** RECORD EXCERPTS follows **
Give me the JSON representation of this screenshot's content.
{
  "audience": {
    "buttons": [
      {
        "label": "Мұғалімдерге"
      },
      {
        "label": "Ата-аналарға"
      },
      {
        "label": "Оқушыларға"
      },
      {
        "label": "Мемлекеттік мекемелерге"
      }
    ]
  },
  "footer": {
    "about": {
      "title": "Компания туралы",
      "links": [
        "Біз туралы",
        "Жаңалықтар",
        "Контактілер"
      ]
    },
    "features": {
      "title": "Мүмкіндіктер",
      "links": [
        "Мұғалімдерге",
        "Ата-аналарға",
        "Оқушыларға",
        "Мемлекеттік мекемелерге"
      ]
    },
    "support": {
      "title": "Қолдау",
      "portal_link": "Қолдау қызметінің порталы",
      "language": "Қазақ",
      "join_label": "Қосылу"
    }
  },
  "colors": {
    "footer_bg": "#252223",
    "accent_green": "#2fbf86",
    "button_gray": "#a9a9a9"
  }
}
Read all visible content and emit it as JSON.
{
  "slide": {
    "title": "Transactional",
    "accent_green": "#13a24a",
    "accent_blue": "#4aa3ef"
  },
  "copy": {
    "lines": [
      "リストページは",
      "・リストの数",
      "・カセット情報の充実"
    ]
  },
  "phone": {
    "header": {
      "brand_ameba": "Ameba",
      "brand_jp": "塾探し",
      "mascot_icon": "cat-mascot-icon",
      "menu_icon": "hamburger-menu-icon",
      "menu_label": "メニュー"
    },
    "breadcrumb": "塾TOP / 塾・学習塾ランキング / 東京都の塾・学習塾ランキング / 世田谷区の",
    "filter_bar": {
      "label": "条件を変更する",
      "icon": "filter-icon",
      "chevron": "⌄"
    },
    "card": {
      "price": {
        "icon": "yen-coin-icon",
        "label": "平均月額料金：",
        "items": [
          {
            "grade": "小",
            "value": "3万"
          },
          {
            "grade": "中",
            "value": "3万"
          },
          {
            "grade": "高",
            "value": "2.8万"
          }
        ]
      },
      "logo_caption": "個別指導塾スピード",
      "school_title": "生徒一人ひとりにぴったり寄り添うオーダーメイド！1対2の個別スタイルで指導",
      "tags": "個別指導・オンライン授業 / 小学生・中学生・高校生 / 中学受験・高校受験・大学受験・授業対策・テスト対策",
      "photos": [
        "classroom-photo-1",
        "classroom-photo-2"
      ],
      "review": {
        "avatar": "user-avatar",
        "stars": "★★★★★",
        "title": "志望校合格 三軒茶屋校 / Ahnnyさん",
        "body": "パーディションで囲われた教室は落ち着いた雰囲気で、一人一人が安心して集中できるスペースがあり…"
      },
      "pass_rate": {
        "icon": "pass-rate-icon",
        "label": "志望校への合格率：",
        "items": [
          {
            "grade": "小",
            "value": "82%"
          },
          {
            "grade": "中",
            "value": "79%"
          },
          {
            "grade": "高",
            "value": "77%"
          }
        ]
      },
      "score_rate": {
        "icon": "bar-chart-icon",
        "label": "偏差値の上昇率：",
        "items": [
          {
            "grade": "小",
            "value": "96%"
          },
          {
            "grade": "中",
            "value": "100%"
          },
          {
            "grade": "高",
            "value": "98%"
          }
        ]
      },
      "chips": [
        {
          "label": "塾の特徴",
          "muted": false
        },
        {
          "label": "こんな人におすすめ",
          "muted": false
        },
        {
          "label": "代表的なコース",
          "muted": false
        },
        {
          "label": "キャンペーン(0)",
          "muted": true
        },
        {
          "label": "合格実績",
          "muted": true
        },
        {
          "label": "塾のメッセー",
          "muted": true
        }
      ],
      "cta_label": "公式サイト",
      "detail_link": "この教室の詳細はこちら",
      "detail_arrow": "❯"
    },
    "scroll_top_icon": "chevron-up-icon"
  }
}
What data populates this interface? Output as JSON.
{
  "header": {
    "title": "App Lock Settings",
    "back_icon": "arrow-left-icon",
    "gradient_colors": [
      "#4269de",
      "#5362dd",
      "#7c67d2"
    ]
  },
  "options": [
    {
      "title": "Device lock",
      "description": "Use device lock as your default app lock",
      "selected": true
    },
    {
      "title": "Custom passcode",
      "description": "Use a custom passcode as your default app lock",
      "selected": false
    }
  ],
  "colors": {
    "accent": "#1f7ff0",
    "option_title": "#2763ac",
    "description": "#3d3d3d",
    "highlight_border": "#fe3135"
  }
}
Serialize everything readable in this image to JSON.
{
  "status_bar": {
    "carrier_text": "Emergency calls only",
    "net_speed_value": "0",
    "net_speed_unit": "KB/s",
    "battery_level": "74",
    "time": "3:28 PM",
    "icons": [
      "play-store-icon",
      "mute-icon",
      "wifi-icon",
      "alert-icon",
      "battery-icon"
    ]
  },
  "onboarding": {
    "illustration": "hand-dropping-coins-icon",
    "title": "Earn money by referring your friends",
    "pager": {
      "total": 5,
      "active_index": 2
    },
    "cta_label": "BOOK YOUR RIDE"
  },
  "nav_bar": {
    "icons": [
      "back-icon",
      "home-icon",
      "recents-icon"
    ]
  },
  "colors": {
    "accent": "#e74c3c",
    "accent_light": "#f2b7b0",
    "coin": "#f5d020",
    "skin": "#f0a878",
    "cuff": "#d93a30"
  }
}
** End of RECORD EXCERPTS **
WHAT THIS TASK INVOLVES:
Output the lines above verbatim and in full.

THE ANSWER:
Give me the JSON representation of this screenshot's content.
{
  "audience": {
    "buttons": [
      {
        "label": "Мұғалімдерге"
      },
      {
        "label": "Ата-аналарға"
      },
      {
        "label": "Оқушыларға"
      },
      {
        "label": "Мемлекеттік мекемелерге"
      }
    ]
  },
  "footer": {
    "about": {
      "title": "Компания туралы",
      "links": [
        "Біз туралы",
        "Жаңалықтар",
        "Контактілер"
      ]
    },
    "features": {
      "title": "Мүмкіндіктер",
      "links": [
        "Мұғалімдерге",
        "Ата-аналарға",
        "Оқушыларға",
        "Мемлекеттік мекемелерге"
      ]
    },
    "support": {
      "title": "Қолдау",
      "portal_link": "Қолдау қызметінің порталы",
      "language": "Қазақ",
      "join_label": "Қосылу"
    }
  },
  "colors": {
    "footer_bg": "#252223",
    "accent_green": "#2fbf86",
    "button_gray": "#a9a9a9"
  }
}
Read all visible content and emit it as JSON.
{
  "slide": {
    "title": "Transactional",
    "accent_green": "#13a24a",
    "accent_blue": "#4aa3ef"
  },
  "copy": {
    "lines": [
      "リストページは",
      "・リストの数",
      "・カセット情報の充実"
    ]
  },
  "phone": {
    "header": {
      "brand_ameba": "Ameba",
      "brand_jp": "塾探し",
      "mascot_icon": "cat-mascot-icon",
      "menu_icon": "hamburger-menu-icon",
      "menu_label": "メニュー"
    },
    "breadcrumb": "塾TOP / 塾・学習塾ランキング / 東京都の塾・学習塾ランキング / 世田谷区の",
    "filter_bar": {
      "label": "条件を変更する",
      "icon": "filter-icon",
      "chevron": "⌄"
    },
    "card": {
      "price": {
        "icon": "yen-coin-icon",
        "label": "平均月額料金：",
        "items": [
          {
            "grade": "小",
            "value": "3万"
          },
          {
            "grade": "中",
            "value": "3万"
          },
          {
            "grade": "高",
            "value": "2.8万"
          }
        ]
      },
      "logo_caption": "個別指導塾スピード",
      "school_title": "生徒一人ひとりにぴったり寄り添うオーダーメイド！1対2の個別スタイルで指導",
      "tags": "個別指導・オンライン授業 / 小学生・中学生・高校生 / 中学受験・高校受験・大学受験・授業対策・テスト対策",
      "photos": [
        "classroom-photo-1",
        "classroom-photo-2"
      ],
      "review": {
        "avatar": "user-avatar",
        "stars": "★★★★★",
        "title": "志望校合格 三軒茶屋校 / Ahnnyさん",
        "body": "パーディションで囲われた教室は落ち着いた雰囲気で、一人一人が安心して集中できるスペースがあり…"
      },
      "pass_rate": {
        "icon": "pass-rate-icon",
        "label": "志望校への合格率：",
        "items": [
          {
            "grade": "小",
            "value": "82%"
          },
          {
            "grade": "中",
            "value": "79%"
          },
          {
            "grade": "高",
            "value": "77%"
          }
        ]
      },
      "score_rate": {
        "icon": "bar-chart-icon",
        "label": "偏差値の上昇率：",
        "items": [
          {
            "grade": "小",
            "value": "96%"
          },
          {
            "grade": "中",
            "value": "100%"
          },
          {
            "grade": "高",
            "value": "98%"
          }
        ]
      },
      "chips": [
        {
          "label": "塾の特徴",
          "muted": false
        },
        {
          "label": "こんな人におすすめ",
          "muted": false
        },
        {
          "label": "代表的なコース",
          "muted": false
        },
        {
          "label": "キャンペーン(0)",
          "muted": true
        },
        {
          "label": "合格実績",
          "muted": true
        },
        {
          "label": "塾のメッセー",
          "muted": true
        }
      ],
      "cta_label": "公式サイト",
      "detail_link": "この教室の詳細はこちら",
      "detail_arrow": "❯"
    },
    "scroll_top_icon": "chevron-up-icon"
  }
}
What data populates this interface? Output as JSON.
{
  "header": {
    "title": "App Lock Settings",
    "back_icon": "arrow-left-icon",
    "gradient_colors": [
      "#4269de",
      "#5362dd",
      "#7c67d2"
    ]
  },
  "options": [
    {
      "title": "Device lock",
      "description": "Use device lock as your default app lock",
      "selected": true
    },
    {
      "title": "Custom passcode",
      "description": "Use a custom passcode as your default app lock",
      "selected": false
    }
  ],
  "colors": {
    "accent": "#1f7ff0",
    "option_title": "#2763ac",
    "description": "#3d3d3d",
    "highlight_border": "#fe3135"
  }
}
Serialize everything readable in this image to JSON.
{
  "status_bar": {
    "carrier_text": "Emergency calls only",
    "net_speed_value": "0",
    "net_speed_unit": "KB/s",
    "battery_level": "74",
    "time": "3:28 PM",
    "icons": [
      "play-store-icon",
      "mute-icon",
      "wifi-icon",
      "alert-icon",
      "battery-icon"
    ]
  },
  "onboarding": {
    "illustration": "hand-dropping-coins-icon",
    "title": "Earn money by referring your friends",
    "pager": {
      "total": 5,
      "active_index": 2
    },
    "cta_label": "BOOK YOUR RIDE"
  },
  "nav_bar": {
    "icons": [
      "back-icon",
      "home-icon",
      "recents-icon"
    ]
  },
  "colors": {
    "accent": "#e74c3c",
    "accent_light": "#f2b7b0",
    "coin": "#f5d020",
    "skin": "#f0a878",
    "cuff": "#d93a30"
  }
}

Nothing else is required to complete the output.